Background and Aims: We aimed to evaluate long-term outcomes with noncurative endoscopic submucosal dissection (ESD) for early gastric cancer (EGC) and surveillance strategies such as the optimal time for additional endoscopic treatment in patients with noncurative ESD. Methods: Of 2527 patients who underwent gastric ESD for EGC, 512 (20.3%) patients with noncurative resection were reviewed. Noncurative resection is defined as positive resected margins on histology, lymphovascular infiltration, or beyond the expanded criteria for ESD. Results: The mean ± standard deviation follow-up duration was 79.0 ± 55.7 months. A total of 264 patients (51.6%) and 50 patients (9.8%) underwent surgery and endoscopic treatment after noncurative resection, respectively, whereas 198 patients (38.7%) were observed. Cancer-specific survival and disease-free survival rates were significantly different among the surgery, other endoscopic treatment, and observation groups (96.7%, 86.8%, and 86.2%, respectively; P =.030; and 92.5%, 73.6%, and 63.0%, respectively; P <.001). When patients who underwent surgery were excluded, the disease-free survival rate of recurrence was not significantly different between the endoscopic treatment and observation groups (73.6% vs 63.0%; P =.548). To exclude the potential for the presence of lymph node metastasis, we further analyzed disease-free survival of local recurrence by comparing the patients with only a positive lateral resection margin. The disease-free survival rate was higher in the endoscopic treatment group than in the observation group (89.2% vs 69.1%; P =.023). Moreover, additional endoscopic treatment within 3 months showed significant associations with lower risk of local recurrence on multivariate analysis (hazard ratio, 0.017; 95% confidence interval, 0.002-0.260; P =.003). Conclusions: In patients with noncurative ESD, additional surgery showed a better long-term outcome; moreover, when a positive lateral resection margin was the only noncurative factor, additional endoscopic treatment within 3 months could be considered to improve disease-free survival.

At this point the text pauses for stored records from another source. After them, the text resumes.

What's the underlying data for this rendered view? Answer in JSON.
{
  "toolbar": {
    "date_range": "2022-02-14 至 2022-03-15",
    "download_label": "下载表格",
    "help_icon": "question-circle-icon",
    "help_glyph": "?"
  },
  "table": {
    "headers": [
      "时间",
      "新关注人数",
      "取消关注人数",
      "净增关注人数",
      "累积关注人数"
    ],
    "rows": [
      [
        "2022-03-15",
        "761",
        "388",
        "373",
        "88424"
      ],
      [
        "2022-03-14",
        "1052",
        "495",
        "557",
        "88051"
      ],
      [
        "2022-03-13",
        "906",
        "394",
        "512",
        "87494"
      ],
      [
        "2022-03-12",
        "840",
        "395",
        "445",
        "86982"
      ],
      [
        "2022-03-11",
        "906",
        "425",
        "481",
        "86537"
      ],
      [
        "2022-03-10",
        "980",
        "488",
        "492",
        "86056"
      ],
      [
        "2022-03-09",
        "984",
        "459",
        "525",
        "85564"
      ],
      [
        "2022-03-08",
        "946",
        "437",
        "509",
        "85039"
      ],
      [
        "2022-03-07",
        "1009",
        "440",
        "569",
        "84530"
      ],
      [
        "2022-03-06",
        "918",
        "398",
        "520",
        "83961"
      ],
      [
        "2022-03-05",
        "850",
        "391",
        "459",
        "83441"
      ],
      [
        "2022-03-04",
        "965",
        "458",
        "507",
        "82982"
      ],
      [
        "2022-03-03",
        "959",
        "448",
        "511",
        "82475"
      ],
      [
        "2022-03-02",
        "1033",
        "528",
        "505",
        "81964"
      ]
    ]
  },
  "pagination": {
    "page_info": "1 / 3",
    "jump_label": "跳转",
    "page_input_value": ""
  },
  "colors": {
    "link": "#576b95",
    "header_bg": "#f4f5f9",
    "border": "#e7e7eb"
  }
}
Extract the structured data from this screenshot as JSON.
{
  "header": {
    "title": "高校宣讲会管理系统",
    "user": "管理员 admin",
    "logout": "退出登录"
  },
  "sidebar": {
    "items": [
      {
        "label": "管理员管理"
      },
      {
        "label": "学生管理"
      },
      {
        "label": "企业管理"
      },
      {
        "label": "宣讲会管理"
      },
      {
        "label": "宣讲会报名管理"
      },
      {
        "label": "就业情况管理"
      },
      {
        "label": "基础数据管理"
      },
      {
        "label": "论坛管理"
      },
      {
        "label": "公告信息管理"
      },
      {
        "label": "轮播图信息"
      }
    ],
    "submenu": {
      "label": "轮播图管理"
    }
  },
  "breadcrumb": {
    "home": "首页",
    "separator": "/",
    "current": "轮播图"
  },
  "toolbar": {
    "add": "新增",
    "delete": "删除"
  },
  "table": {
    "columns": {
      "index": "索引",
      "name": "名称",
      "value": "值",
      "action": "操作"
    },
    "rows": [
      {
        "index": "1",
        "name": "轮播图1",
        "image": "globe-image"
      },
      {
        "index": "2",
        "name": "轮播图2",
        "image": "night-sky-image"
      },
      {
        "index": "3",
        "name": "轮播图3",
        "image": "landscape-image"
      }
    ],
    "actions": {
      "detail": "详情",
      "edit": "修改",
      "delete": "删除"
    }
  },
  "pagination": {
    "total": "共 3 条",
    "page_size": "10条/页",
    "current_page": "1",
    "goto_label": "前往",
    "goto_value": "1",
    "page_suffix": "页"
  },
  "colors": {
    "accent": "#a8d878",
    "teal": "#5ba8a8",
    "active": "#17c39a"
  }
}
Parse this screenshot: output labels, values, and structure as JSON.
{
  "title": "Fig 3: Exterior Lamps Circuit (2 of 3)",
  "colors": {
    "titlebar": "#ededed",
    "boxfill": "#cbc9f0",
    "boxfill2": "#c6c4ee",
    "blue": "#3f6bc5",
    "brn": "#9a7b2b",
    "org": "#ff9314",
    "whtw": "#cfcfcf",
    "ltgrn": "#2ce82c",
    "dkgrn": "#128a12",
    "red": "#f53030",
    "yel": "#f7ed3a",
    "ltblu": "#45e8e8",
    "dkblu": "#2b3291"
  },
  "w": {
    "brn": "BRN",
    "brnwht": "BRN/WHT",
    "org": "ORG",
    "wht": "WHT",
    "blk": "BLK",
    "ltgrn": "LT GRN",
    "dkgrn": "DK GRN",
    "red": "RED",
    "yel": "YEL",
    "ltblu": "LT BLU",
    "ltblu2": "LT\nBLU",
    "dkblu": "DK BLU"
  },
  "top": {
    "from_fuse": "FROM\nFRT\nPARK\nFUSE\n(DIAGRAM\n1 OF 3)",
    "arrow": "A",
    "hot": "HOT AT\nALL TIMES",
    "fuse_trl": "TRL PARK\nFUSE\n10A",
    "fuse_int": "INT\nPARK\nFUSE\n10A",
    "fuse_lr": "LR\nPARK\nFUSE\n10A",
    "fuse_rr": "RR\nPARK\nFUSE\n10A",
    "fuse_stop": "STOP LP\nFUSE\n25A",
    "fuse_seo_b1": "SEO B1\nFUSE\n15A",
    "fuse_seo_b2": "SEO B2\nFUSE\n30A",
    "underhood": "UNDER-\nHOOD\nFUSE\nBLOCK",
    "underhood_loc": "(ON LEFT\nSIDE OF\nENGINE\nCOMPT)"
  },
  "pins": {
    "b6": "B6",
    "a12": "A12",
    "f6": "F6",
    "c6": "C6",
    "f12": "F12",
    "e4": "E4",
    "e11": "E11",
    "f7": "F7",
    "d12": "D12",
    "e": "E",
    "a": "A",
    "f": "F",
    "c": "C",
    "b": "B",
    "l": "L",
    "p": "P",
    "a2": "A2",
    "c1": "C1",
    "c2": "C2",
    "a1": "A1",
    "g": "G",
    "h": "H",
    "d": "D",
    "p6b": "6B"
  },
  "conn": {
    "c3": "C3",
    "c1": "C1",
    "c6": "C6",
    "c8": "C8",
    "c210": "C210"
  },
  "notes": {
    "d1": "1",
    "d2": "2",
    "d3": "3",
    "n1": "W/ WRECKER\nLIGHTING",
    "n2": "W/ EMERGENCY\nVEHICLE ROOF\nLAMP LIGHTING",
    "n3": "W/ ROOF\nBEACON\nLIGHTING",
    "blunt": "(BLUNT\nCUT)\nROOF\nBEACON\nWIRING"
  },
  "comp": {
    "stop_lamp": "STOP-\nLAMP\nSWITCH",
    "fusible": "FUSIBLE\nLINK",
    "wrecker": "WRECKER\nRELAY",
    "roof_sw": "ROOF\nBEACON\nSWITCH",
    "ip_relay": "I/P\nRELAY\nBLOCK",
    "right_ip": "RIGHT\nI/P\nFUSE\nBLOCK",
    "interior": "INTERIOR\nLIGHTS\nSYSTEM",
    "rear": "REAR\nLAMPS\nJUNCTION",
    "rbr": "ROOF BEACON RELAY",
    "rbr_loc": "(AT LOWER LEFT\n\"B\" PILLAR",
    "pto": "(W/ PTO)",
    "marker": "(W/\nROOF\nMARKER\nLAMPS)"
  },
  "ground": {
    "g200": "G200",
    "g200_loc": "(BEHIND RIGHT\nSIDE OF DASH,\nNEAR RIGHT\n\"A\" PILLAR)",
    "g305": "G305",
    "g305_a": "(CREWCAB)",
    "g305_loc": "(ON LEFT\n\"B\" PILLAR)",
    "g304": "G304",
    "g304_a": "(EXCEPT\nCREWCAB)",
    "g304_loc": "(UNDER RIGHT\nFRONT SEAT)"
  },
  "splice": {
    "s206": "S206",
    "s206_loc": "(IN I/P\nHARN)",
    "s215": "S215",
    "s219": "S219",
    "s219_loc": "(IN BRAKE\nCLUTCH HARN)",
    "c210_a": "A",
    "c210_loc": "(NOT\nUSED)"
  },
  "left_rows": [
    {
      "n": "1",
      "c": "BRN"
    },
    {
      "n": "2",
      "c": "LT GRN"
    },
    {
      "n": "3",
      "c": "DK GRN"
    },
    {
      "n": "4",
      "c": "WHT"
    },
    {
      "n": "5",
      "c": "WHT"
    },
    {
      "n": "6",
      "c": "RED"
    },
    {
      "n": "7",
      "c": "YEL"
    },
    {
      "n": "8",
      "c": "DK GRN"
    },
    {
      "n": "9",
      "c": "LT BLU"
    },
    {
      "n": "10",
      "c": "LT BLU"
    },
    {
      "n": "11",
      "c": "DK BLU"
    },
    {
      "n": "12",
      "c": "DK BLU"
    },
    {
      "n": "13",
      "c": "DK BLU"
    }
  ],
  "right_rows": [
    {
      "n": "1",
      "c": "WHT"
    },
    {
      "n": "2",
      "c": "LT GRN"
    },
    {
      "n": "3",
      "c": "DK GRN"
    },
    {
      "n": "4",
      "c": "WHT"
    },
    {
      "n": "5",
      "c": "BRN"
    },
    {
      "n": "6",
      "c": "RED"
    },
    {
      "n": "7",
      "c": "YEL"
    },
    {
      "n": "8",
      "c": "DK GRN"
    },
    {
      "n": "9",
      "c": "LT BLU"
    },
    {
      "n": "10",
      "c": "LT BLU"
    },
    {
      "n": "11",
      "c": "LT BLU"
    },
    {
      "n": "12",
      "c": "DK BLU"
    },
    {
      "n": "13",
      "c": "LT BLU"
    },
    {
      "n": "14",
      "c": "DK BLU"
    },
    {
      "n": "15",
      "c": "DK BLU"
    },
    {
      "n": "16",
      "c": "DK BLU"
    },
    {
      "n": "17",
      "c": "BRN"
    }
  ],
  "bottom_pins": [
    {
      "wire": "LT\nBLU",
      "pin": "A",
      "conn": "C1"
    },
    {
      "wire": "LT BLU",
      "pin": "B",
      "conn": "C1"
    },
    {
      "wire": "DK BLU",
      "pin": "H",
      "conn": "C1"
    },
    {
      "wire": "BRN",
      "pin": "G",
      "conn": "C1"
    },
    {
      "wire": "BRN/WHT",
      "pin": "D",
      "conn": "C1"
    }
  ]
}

All Science Journal Classification (ASJC) codes
- Radiology Nuclear Medicine and imaging